MY daughter often asks me if I won the lottery what car would I buy?
The answer is of course several - that I would have different cars for different things - maybe a Ferrari for the sheer hell of it, along with something like a Range Rover offering a sublime mixture of luxury, comfort and practicality.
Depending on how long the list would get there's a very good chance a Mazda MX-5 would on it somewhere too.
Sure, there are far more extravagant, expensive and way more powerful two-seaters out there but there's something about the simplicity and purity of the MX-5 that makes it so appealing.
A few decades ago there were oodles of roadsters around, in fact British car-makers excelled at creating cars which delivered what to many was the purest driving experience one could wish for.
What could be better than whizzing around winding British B-roads with the roof down and the wind in your hair.
Sadly roadsters have become something of an endangered species - even MG don't make them any more - despite the Midland car maker's recent revival under Chinese ownership.
However, one could argue that perhaps one of the reasons roadsters no longer proliferate as they once did is down to the fact the Mazda MX-5 is just so good and has been for quite some time.
The MX-5 has been around in some form or other since 1989 and has always been much loved in the UK.
Although it's had a number of incarnations in that time, it's stayed true to the concept of being a small, light and fun to drive convertible.
The latest model is very much recognisable as an MX-5 though the traditional rounded styling has been replaced by a sharper and slightly more aggressive look.
The dimensions have also been altered slightly and it's shorter, lower and wider than its predecessor.
On the inside it has a more modern feel with a dash and instrumentation that are very contemporary though also nod to traditional roadster simplicity.
As is often the case these days there's a wide choice of models with ten versions available to UK buyers.
There are two engines - a 129bhp 1.5-litre or a 157bhp 2.0-litre unit - and five trim levels available.
This 2.0-litre SE-L Nav model sits roughly in the middle of the range - prices start at £18,500 and top out at £24,295.
The altered dimensions give the MX-5 even more of a go-kart feel than before. Sit in and you really do feel as if you are just a few inches off the ground.

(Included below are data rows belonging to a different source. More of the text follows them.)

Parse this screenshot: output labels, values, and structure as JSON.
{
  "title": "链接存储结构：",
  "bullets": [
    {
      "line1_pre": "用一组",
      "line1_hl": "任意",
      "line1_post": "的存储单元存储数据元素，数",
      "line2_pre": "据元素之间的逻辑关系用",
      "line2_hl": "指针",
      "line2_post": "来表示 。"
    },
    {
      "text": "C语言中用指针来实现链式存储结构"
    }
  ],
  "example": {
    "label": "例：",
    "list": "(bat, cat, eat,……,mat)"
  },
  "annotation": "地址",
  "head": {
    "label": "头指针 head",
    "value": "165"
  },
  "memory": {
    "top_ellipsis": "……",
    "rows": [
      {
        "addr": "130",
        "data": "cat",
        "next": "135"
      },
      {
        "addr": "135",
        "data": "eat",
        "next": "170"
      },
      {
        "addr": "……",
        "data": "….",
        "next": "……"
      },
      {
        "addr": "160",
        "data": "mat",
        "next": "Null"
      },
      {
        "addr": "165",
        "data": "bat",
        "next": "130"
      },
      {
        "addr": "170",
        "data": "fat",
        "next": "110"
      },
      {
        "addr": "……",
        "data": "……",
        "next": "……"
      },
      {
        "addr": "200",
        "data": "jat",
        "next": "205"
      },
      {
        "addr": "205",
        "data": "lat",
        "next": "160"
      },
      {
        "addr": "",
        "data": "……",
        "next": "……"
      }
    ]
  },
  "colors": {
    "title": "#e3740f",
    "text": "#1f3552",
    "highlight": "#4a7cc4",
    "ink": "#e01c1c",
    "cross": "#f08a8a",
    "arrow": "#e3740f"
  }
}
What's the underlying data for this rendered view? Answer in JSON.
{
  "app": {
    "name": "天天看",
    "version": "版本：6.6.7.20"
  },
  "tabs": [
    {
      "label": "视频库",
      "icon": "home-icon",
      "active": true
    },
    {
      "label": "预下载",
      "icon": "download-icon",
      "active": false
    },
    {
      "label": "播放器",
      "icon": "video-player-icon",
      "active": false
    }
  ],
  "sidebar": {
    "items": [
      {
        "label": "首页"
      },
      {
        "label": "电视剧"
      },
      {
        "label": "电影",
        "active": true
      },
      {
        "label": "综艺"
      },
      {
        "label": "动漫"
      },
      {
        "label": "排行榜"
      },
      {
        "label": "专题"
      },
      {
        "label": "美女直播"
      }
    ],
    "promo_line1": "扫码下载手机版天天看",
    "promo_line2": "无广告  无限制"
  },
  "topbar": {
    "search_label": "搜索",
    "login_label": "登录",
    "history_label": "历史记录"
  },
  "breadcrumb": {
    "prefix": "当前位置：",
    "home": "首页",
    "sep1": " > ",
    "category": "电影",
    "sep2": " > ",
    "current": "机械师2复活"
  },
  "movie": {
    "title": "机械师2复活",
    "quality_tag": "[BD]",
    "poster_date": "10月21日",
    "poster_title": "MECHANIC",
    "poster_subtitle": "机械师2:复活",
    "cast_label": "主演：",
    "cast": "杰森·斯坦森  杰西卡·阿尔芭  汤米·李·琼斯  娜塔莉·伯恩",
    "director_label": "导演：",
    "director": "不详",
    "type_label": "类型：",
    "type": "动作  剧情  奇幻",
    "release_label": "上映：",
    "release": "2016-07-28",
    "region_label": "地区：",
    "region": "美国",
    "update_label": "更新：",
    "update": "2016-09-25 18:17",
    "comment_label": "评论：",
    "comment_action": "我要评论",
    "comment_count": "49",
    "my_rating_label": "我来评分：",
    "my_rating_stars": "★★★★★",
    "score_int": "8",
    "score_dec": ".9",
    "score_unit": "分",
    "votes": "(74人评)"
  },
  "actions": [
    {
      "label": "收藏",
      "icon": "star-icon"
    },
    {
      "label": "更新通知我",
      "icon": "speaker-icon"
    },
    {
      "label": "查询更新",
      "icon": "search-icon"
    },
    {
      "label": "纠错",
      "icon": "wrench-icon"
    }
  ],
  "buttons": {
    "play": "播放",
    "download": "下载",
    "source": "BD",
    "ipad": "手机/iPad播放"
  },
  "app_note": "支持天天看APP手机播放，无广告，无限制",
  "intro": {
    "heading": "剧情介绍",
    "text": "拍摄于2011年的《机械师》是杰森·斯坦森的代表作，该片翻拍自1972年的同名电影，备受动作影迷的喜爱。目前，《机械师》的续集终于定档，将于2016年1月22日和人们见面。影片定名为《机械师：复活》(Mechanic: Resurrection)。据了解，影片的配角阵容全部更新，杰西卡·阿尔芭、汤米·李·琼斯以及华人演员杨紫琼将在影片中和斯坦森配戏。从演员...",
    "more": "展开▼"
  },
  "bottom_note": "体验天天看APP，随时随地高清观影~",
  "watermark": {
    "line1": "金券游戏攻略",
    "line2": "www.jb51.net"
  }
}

While there isn't huge room for manoeuvre in terms of seat adjustment the cabin still feels reasonably open and comfortable and I found it a pleasant place to be for pretty much any kind of journey - long or short.
While the MX-5 has never gone down the fancy automatic folding metal roof route operating its canvas roof is an absolute breeze and it takes just a few seconds to put it up or down - and it can be easily done from the driver's or passenger's seat.
So, what's it like to drive and how does it perform.
The MX-5 is as agile and spirited as ever and offers an even more fun and exhilarating drive than its predecessor.
It's sharper, swifter and seems to go around the bends at speed with increased ease.
While a 1.5-litre powerplant no doubt makes for a fun drive, the extra potency of the 2.0-litre gives the MX-5 a bit of added bite that means it really can show a turn of pace and given the fact you're so close to the road heightens the thrill factor even more.